And yet the film is a little tougher than it initially appears. It’s certainly darker than Our Little Sister, After the Storm and even Nobody Knows, a social-realist drama that shares the same gritty, street-level milieu as Shoplifters. The Shibatas’ “adoption” of Yuri, though perhaps romantic in a literary sense, imbues the narrative with a tension that gradually eats away at the idyllic splendor before culminating in a melodramatic reversal in perspective. It turns out that Osamu and Nobuyo’s criminal behavior is a tad more severe than just petty theft and illicit child-rearing, and Kore-eda positions their lies as both a necessary evil of family life and symptomatic of society’s ills. The dramatic stakes at the center of Shoplifters exist in the adult characters’ struggle to reconcile their needs with the needs of their family, as well as the needs of a broader community. The family takes considerable measures to build and sustain world of their own making only to find themselves helplessly fixed to society at large, a unique tragedy rendered here in tender, deeply humanist terms.
The biggest knock on Shoplifters is Kore-eda’s persistent rehashing of the film’s central themes, a habit he’s exhibited throughout his career. The characters are prone to bluntly articulating ideas that are already evinced in the director’s filmmaking, like when Hatsue explains that choosing a family, as opposed to being born into a family, creates a tighter bond. Still, these are some of the most fleshed-out characters he’s ever put on screen, thanks in part to a cast capable of supplying the kind of interior emotion that suggests their characters exist outside the confines of Kore-eda’s frame, and that their tribulations stem from apparatuses of power beyond their control. The proof is in a monologue delivered by Nobuyo late in the film, in which the director takes an Ozu-esque shot—a medium close-up angled directly toward the actor’s face—and opens up a pathway toward empathy.
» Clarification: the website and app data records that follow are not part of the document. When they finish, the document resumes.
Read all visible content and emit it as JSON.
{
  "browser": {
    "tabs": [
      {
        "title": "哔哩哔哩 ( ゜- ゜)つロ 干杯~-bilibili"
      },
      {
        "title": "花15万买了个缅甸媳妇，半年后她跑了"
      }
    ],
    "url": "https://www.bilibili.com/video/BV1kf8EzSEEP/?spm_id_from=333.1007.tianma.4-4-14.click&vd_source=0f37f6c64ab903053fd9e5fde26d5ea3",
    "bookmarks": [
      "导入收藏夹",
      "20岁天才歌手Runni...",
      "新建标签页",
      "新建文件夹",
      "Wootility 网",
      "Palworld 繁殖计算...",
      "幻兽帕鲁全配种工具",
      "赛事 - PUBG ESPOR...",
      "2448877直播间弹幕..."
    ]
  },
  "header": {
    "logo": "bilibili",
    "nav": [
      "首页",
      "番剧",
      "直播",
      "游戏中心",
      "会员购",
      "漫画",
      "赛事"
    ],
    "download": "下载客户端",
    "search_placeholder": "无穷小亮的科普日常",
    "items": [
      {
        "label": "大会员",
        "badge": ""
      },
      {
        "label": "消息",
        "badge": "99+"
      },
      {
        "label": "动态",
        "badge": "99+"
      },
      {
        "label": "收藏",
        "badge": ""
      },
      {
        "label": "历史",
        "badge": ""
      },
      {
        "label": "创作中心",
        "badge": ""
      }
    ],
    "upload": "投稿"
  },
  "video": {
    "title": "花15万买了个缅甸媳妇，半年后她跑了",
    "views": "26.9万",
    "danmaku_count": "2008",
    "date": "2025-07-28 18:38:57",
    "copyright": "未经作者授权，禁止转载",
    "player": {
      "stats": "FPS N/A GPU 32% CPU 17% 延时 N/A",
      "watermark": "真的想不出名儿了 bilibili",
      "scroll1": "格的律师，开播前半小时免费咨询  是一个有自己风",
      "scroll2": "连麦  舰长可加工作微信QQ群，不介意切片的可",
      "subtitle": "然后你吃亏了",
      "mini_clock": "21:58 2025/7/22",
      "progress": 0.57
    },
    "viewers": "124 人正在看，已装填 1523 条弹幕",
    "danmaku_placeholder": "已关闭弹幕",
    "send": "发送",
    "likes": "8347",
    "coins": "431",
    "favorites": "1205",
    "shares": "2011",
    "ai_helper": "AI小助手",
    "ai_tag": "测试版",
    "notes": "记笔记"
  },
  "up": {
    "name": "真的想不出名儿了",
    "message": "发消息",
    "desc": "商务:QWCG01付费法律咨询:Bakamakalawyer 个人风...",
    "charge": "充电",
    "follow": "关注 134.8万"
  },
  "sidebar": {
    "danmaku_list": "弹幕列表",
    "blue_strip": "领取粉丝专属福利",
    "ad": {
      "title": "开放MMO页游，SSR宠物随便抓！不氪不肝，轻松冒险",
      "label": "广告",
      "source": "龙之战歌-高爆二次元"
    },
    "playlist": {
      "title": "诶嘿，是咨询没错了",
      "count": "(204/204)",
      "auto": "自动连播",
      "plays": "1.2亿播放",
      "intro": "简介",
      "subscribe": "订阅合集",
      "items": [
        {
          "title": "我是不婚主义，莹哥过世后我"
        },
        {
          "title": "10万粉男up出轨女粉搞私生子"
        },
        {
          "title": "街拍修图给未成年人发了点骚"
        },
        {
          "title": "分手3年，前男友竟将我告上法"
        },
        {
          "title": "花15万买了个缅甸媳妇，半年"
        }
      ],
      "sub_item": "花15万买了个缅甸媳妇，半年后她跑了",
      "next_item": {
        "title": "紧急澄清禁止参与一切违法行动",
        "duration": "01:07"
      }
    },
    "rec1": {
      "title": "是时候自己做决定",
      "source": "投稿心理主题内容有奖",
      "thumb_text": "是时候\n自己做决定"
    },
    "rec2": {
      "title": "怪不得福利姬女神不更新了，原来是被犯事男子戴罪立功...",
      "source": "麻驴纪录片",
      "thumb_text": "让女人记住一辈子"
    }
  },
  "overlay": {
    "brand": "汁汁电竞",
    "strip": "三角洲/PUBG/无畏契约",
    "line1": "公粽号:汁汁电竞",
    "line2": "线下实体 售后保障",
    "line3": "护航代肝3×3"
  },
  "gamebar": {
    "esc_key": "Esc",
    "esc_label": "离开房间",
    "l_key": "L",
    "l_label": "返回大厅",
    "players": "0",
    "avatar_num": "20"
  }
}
Surrounded by the trembling piles of stolen junk littering the ramshackle Shibata home, Nobuyo’s face, captured by the camera’s unbroken gaze, suggests the fallout of a foundation long since collapsed.